Increasing regulatory pressure to decarbonise, including stricter targets set by IMO, means the shipping industry now needs to achieve a 20% reduction in emissions by 2030 and net-zero emissions by or around 2050. To meet the anticipated demand of 17m tonnes of oil equivalent (Mtoe) annually by 2030, the maritime sector needs to access a staggering 30-40% of the projected worldwide carbon- neutral fuel supply. Shipowners must therefore focus beyond fuels, in particular on what can be done now to achieve energy efficiencies and carbon emission reductions.
Knut Ørbeck-Nilssen, CEO DNV Maritime, said: “The 2020s mark the decisive decade for shipping. Securing greener fuel supply is critical. However, focusing on fuels alone can distract us from making an impact this decade and ambitious future declarations are not good enough. What we need is tangible actions that will reduce emissions. Energy efficiency measures can deliver decarbonisation results now and towards 2030.”
The Maritime Forecast to 2050 presents an updated look on a range of regulations and drivers for the decarbonisation of shipping, the most important being new IMO regulations, the inclusion of shipping in the European Union’s (EU) Emissions Trading Scheme and incoming well-to-wake requirements. These regulations will increase the operational cost of using carbon fuels, incentivising shipowners to put plans in place today to reduce their carbon output.
Eirik Ovrum, Principal Consultant DNV Maritime, and lead author of the report, said: “Our latest report outlines several energy efficiency measures that can deliver decarbonisation results now. It emphasises the need for the maritime sector to adopt a holistic approach to ensure a strong evolution of regulations and technologies, as well as long-term security of fuel supply.”
To overcome decarbonisation challenges, the sector can adopt operational energy efficiency measures such as air lubrication systems and wind assisted propulsion. The latter has already been installed on 28 large vessels, delivering fuel savings of between 5%-9% to date. The potential when retrofitted on existing ships can reach 25%.
In addition, technologies such as onboard carbon capture and storage and nuclear propulsion can address the competition for sustainable biomass and renewable electricity. The report presents an economic analysis of both options through detailed case studies that can help stakeholders make informed decision around these technologies.
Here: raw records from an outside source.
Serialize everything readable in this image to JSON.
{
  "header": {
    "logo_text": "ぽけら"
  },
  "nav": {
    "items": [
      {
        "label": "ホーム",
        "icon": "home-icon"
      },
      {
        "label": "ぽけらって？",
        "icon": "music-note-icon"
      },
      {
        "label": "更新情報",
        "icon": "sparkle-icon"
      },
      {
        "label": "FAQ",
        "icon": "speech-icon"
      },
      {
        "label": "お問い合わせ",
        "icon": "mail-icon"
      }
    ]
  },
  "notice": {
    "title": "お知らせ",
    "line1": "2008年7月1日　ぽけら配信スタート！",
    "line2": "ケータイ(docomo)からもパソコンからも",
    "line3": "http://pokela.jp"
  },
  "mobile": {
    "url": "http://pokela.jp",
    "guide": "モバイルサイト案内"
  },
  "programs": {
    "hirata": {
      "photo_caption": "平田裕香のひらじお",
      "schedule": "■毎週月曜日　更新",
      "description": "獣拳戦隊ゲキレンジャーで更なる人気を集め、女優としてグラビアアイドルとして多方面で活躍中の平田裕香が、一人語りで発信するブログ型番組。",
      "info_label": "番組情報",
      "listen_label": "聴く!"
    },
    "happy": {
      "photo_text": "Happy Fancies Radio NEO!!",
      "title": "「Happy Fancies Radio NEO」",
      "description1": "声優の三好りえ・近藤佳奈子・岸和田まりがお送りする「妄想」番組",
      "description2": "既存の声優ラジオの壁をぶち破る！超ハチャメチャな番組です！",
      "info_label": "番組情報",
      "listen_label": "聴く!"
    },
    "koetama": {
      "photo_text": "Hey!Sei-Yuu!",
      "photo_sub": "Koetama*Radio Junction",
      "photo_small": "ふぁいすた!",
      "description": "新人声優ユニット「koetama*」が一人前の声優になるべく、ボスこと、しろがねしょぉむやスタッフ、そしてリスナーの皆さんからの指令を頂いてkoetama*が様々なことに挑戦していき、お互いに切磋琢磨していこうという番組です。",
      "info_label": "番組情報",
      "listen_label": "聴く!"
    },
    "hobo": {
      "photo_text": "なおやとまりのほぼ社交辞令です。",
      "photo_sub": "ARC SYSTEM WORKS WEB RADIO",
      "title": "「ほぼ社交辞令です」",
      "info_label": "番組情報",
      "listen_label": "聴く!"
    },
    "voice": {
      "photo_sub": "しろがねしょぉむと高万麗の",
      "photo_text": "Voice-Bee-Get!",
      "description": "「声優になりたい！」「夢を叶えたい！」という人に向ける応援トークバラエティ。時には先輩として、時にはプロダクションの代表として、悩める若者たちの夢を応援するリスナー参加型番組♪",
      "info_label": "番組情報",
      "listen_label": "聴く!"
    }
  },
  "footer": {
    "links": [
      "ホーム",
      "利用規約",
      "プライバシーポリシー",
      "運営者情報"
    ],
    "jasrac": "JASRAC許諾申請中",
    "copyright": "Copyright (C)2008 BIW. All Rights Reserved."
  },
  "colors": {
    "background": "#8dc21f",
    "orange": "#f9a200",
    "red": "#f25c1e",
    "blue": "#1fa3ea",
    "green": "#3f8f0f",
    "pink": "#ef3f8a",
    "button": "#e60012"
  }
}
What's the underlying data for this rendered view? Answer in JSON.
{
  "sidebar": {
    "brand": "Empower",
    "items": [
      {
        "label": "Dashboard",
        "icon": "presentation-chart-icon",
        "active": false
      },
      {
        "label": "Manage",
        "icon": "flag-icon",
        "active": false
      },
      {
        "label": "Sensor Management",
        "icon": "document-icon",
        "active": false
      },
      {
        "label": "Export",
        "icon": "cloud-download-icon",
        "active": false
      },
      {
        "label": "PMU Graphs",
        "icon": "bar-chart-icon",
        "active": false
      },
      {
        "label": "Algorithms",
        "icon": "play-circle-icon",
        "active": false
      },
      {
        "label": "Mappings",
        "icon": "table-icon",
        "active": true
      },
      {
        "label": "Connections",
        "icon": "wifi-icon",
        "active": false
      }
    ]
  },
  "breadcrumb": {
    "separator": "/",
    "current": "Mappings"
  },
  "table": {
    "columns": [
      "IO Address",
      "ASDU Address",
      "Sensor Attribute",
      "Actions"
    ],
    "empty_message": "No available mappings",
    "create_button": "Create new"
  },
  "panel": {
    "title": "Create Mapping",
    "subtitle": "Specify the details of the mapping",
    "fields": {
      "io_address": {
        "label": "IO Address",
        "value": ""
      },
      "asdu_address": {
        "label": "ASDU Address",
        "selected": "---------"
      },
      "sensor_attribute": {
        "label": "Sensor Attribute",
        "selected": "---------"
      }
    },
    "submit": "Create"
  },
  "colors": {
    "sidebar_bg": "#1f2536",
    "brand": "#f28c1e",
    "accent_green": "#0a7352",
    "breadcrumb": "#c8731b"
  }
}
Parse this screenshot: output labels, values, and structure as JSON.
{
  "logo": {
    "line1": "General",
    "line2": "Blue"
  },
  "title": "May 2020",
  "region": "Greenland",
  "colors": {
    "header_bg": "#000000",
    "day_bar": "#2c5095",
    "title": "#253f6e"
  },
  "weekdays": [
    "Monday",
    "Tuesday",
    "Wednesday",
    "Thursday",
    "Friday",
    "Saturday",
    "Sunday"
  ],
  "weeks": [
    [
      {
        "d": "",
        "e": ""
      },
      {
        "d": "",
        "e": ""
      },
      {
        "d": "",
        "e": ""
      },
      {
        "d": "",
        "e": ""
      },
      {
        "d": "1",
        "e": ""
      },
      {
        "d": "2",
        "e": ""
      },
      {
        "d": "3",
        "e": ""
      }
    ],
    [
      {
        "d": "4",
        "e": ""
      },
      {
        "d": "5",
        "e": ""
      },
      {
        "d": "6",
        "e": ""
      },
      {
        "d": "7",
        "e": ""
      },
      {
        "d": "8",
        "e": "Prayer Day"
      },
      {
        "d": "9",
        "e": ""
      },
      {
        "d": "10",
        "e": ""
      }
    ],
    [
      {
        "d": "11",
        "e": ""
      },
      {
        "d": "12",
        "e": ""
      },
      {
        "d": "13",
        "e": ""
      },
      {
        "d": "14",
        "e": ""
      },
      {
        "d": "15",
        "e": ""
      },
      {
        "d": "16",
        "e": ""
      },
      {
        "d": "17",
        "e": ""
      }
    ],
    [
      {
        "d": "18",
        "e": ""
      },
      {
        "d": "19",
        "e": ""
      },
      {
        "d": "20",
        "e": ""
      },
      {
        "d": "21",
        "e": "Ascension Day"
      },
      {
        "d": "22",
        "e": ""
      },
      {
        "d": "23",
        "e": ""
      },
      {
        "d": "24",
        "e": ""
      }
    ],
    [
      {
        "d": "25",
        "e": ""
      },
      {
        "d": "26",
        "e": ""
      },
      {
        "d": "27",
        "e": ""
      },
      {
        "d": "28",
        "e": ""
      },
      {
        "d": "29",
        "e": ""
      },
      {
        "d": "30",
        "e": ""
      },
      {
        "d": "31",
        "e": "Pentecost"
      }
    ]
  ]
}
Other findings include that a fuel technology transition is already underway, with half the ordered tonnage capable of using LNG, LPG or methanol in dual-fuel engines, compared to one third of the tonnage on order last year. For ships in operation, 6.5% of tonnage can now operate on alternative fuels, compared to 5.5% last year. The uptake of methanol and LPG is also starting to show in the statistics together with the first hydrogen-fuelled newbuilds. There are currently several ongoing demonstration projects for ammonia-fuelled ships, and a growing pipeline of ammonia-fuelled ships soon to hit the order book.